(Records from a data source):
● ● ●

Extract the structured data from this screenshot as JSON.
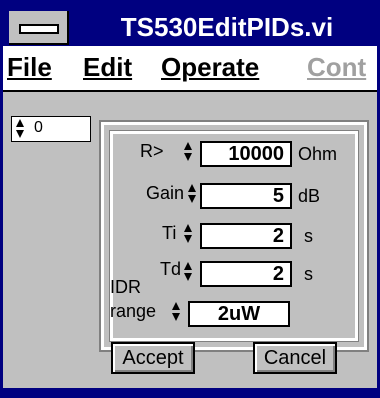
{
  "window": {
    "title": "TS530EditPIDs.vi"
  },
  "menu": {
    "file": "File",
    "edit": "Edit",
    "operate": "Operate",
    "controls": "Cont"
  },
  "index_value": "0",
  "params": {
    "r": {
      "label": "R>",
      "value": "10000",
      "unit": "Ohm"
    },
    "gain": {
      "label": "Gain",
      "value": "5",
      "unit": "dB"
    },
    "ti": {
      "label": "Ti",
      "value": "2",
      "unit": "s"
    },
    "td": {
      "label": "Td",
      "value": "2",
      "unit": "s"
    },
    "idr": {
      "label1": "IDR",
      "label2": "range",
      "value": "2uW"
    }
  },
  "buttons": {
    "accept": "Accept",
    "cancel": "Cancel"
  }
}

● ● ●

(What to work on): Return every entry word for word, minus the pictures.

(Your response):
Extract the structured data from this screenshot as JSON.
{
  "window": {
    "title": "TS530EditPIDs.vi"
  },
  "menu": {
    "file": "File",
    "edit": "Edit",
    "operate": "Operate",
    "controls": "Cont"
  },
  "index_value": "0",
  "params": {
    "r": {
      "label": "R>",
      "value": "10000",
      "unit": "Ohm"
    },
    "gain": {
      "label": "Gain",
      "value": "5",
      "unit": "dB"
    },
    "ti": {
      "label": "Ti",
      "value": "2",
      "unit": "s"
    },
    "td": {
      "label": "Td",
      "value": "2",
      "unit": "s"
    },
    "idr": {
      "label1": "IDR",
      "label2": "range",
      "value": "2uW"
    }
  },
  "buttons": {
    "accept": "Accept",
    "cancel": "Cancel"
  }
}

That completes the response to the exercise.